> **WHAT IS NEEDED**
The answer must be every line below that holds the word "font".

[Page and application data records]

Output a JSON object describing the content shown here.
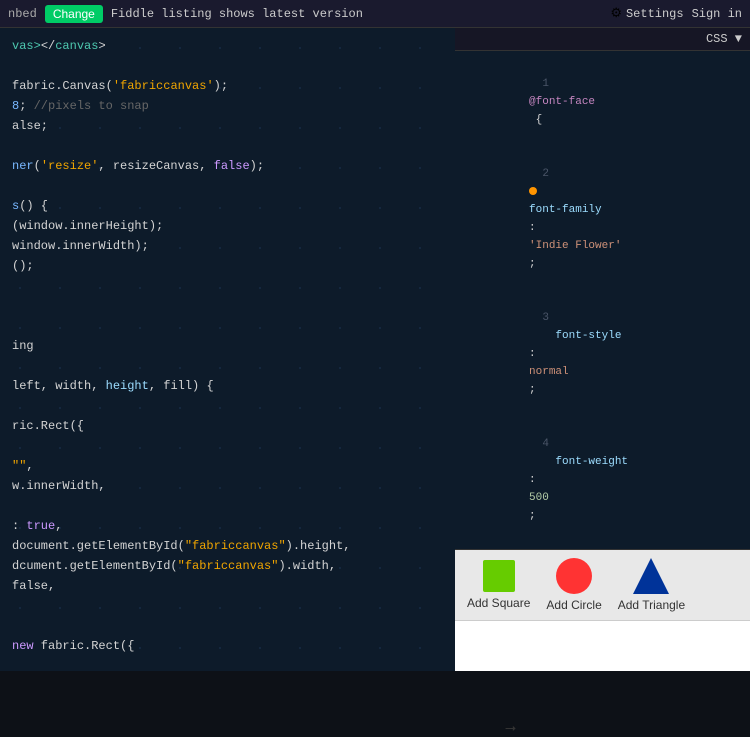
{
  "topbar": {
    "embed_label": "nbed",
    "change_btn": "Change",
    "notice": "Fiddle listing shows latest version",
    "settings_label": "Settings",
    "signin_label": "Sign in"
  },
  "css_panel": {
    "tab_label": "CSS ▼",
    "lines": [
      "@font-face {",
      "    font-family:'Indie Flower';",
      "    font-style: normal;",
      "    font-weight: 500;"
    ]
  },
  "preview": {
    "add_square": "Add Square",
    "add_circle": "Add Circle",
    "add_triangle": "Add Triangle"
  },
  "code": {
    "lines": [
      "vas\"></canvas>",
      "",
      "fabric.Canvas('fabriccanvas');",
      "8; //pixels to snap",
      "alse;",
      "",
      "ner('resize', resizeCanvas, false);",
      "",
      "s() {",
      "(window.innerHeight);",
      "window.innerWidth);",
      "();",
      "",
      "",
      "",
      "ing",
      "",
      "left, width, height, fill) {",
      "",
      "ric.Rect({",
      "",
      "\",",
      "w.innerWidth,",
      "",
      ": true,",
      "document.getElementById(\"fabriccanvas\").height,",
      "dcument.getElementById(\"fabriccanvas\").width,",
      "false,",
      "",
      "",
      "new fabric.Rect({"
    ]
  }
}
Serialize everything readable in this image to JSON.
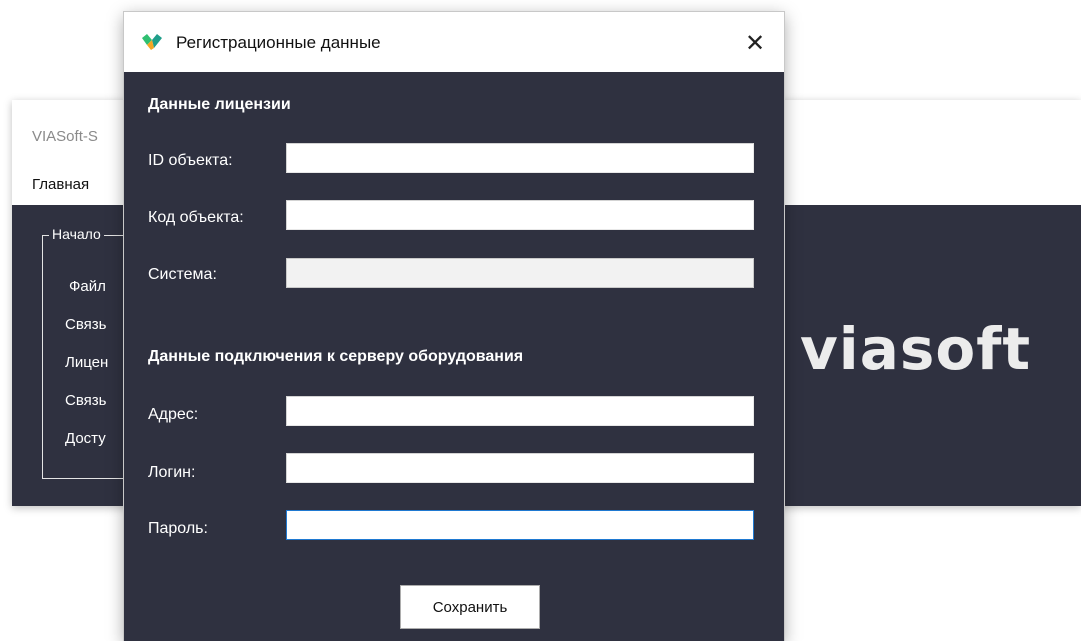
{
  "background_window": {
    "title": "VIASoft-S",
    "menu": {
      "main_label": "Главная"
    },
    "group": {
      "title": "Начало",
      "items": [
        "Файл",
        "Связь",
        "Лицен",
        "Связь",
        "Досту"
      ]
    },
    "logo_text": "viasoft"
  },
  "dialog": {
    "title": "Регистрационные данные",
    "close_symbol": "✕",
    "license_section": {
      "title": "Данные лицензии",
      "fields": {
        "object_id": {
          "label": "ID объекта:",
          "value": ""
        },
        "object_code": {
          "label": "Код объекта:",
          "value": ""
        },
        "system": {
          "label": "Система:",
          "value": ""
        }
      }
    },
    "connection_section": {
      "title": "Данные подключения к серверу оборудования",
      "fields": {
        "address": {
          "label": "Адрес:",
          "value": ""
        },
        "login": {
          "label": "Логин:",
          "value": ""
        },
        "password": {
          "label": "Пароль:",
          "value": ""
        }
      }
    },
    "save_label": "Сохранить"
  },
  "colors": {
    "dialog_background": "#2f3140",
    "logo_green": "#2fbf71",
    "logo_teal": "#1f9e8a",
    "logo_orange": "#f5a623",
    "focus_border": "#1f79d1"
  }
}
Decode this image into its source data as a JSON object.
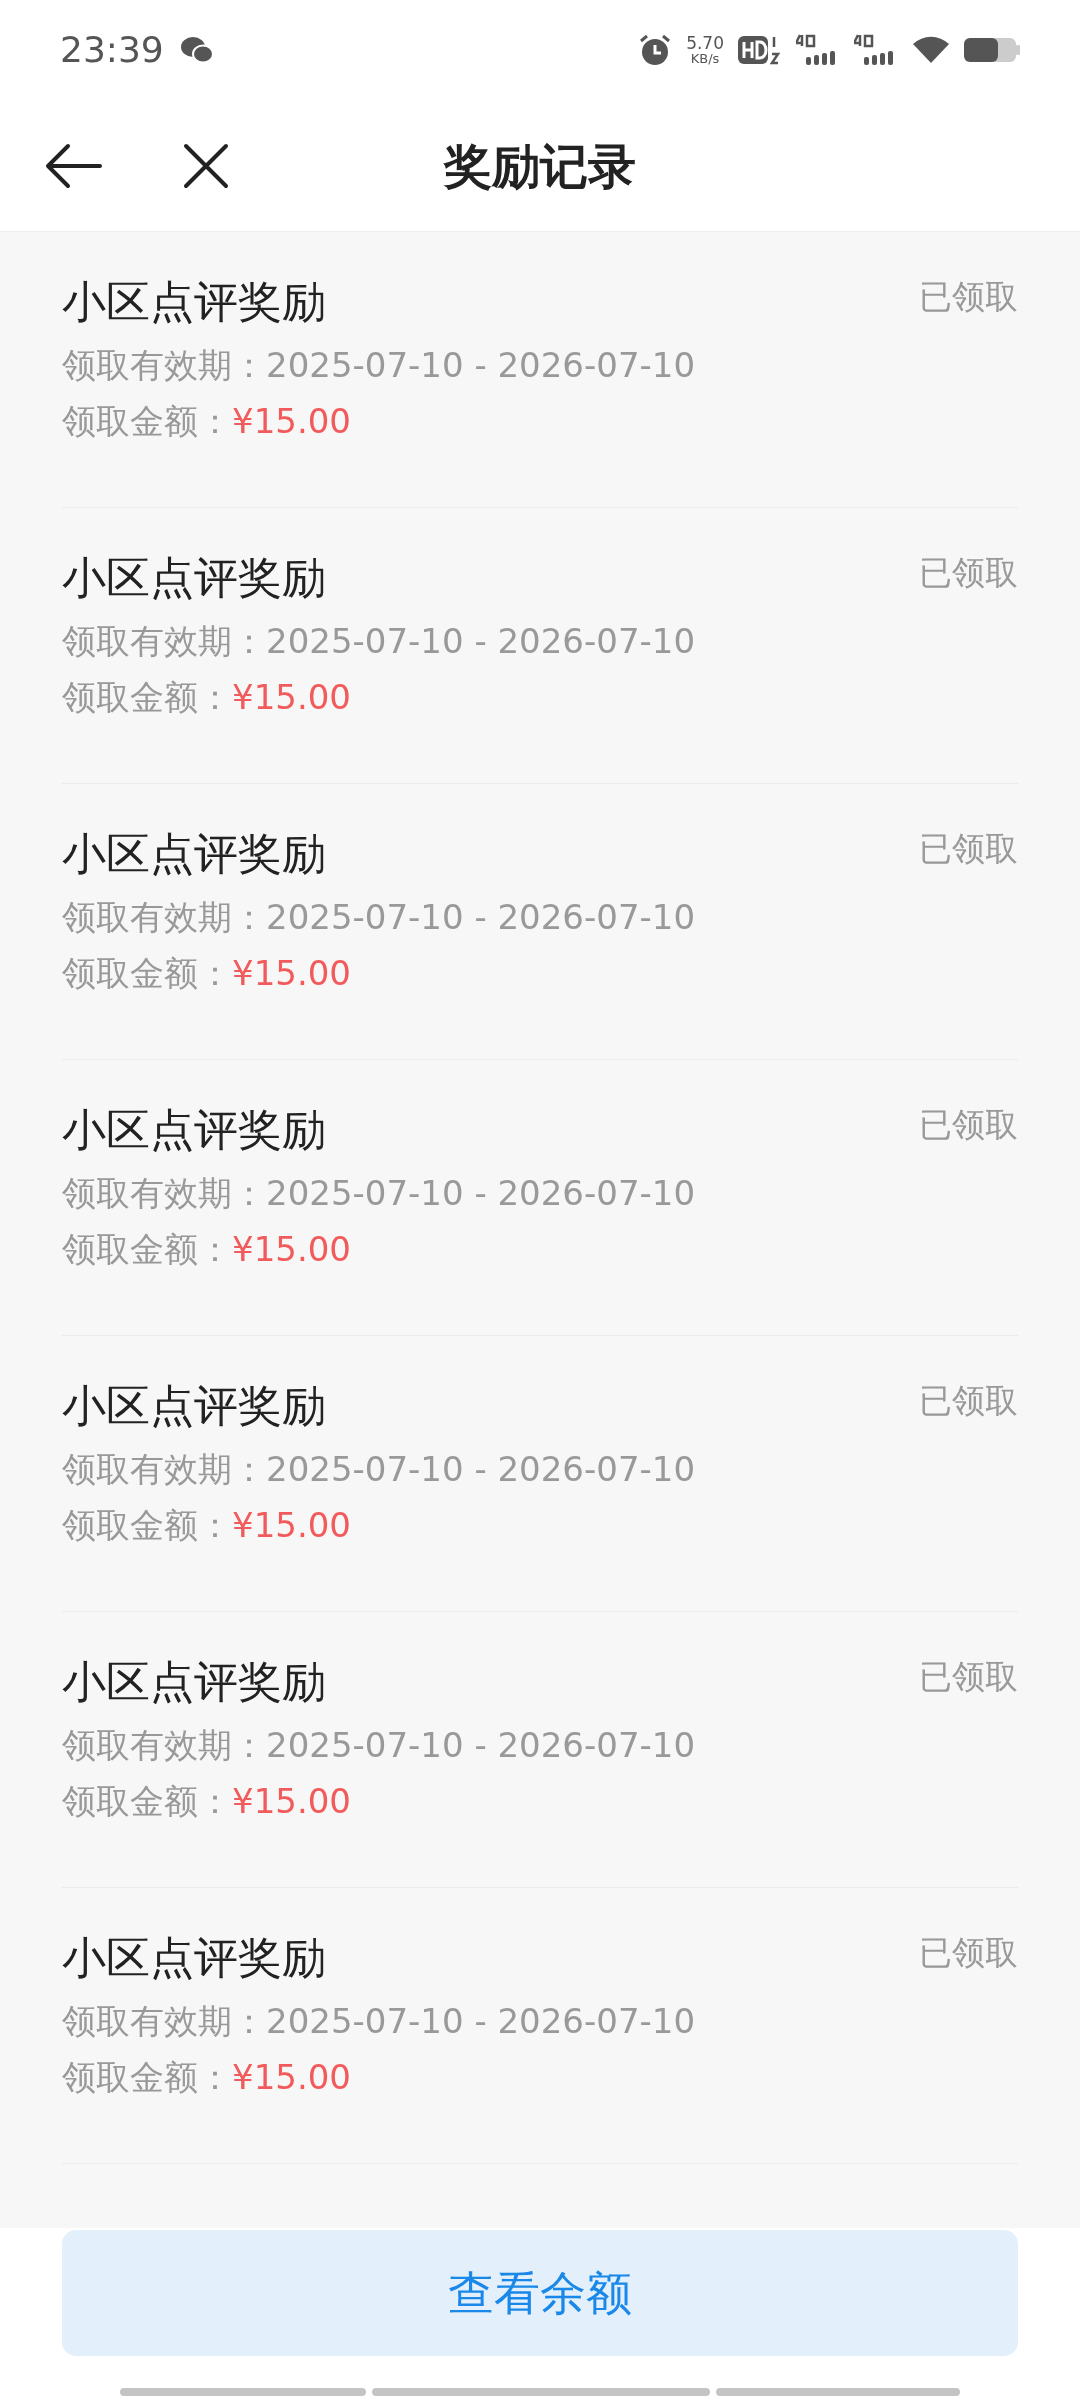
{
  "status_bar": {
    "time": "23:39",
    "speed": "5.70",
    "speed_unit": "KB/s"
  },
  "header": {
    "title": "奖励记录"
  },
  "records": [
    {
      "title": "小区点评奖励",
      "status": "已领取",
      "validity_label": "领取有效期：",
      "validity": "2025-07-10 - 2026-07-10",
      "amount_label": "领取金额：",
      "amount": "¥15.00"
    },
    {
      "title": "小区点评奖励",
      "status": "已领取",
      "validity_label": "领取有效期：",
      "validity": "2025-07-10 - 2026-07-10",
      "amount_label": "领取金额：",
      "amount": "¥15.00"
    },
    {
      "title": "小区点评奖励",
      "status": "已领取",
      "validity_label": "领取有效期：",
      "validity": "2025-07-10 - 2026-07-10",
      "amount_label": "领取金额：",
      "amount": "¥15.00"
    },
    {
      "title": "小区点评奖励",
      "status": "已领取",
      "validity_label": "领取有效期：",
      "validity": "2025-07-10 - 2026-07-10",
      "amount_label": "领取金额：",
      "amount": "¥15.00"
    },
    {
      "title": "小区点评奖励",
      "status": "已领取",
      "validity_label": "领取有效期：",
      "validity": "2025-07-10 - 2026-07-10",
      "amount_label": "领取金额：",
      "amount": "¥15.00"
    },
    {
      "title": "小区点评奖励",
      "status": "已领取",
      "validity_label": "领取有效期：",
      "validity": "2025-07-10 - 2026-07-10",
      "amount_label": "领取金额：",
      "amount": "¥15.00"
    },
    {
      "title": "小区点评奖励",
      "status": "已领取",
      "validity_label": "领取有效期：",
      "validity": "2025-07-10 - 2026-07-10",
      "amount_label": "领取金额：",
      "amount": "¥15.00"
    }
  ],
  "bottom_button": "查看余额"
}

> **RESULT OF THE TASK**
      "@font-face {",
      "    font-family:'Indie Flower';",
      "    font-style: normal;",
      "    font-weight: 500;"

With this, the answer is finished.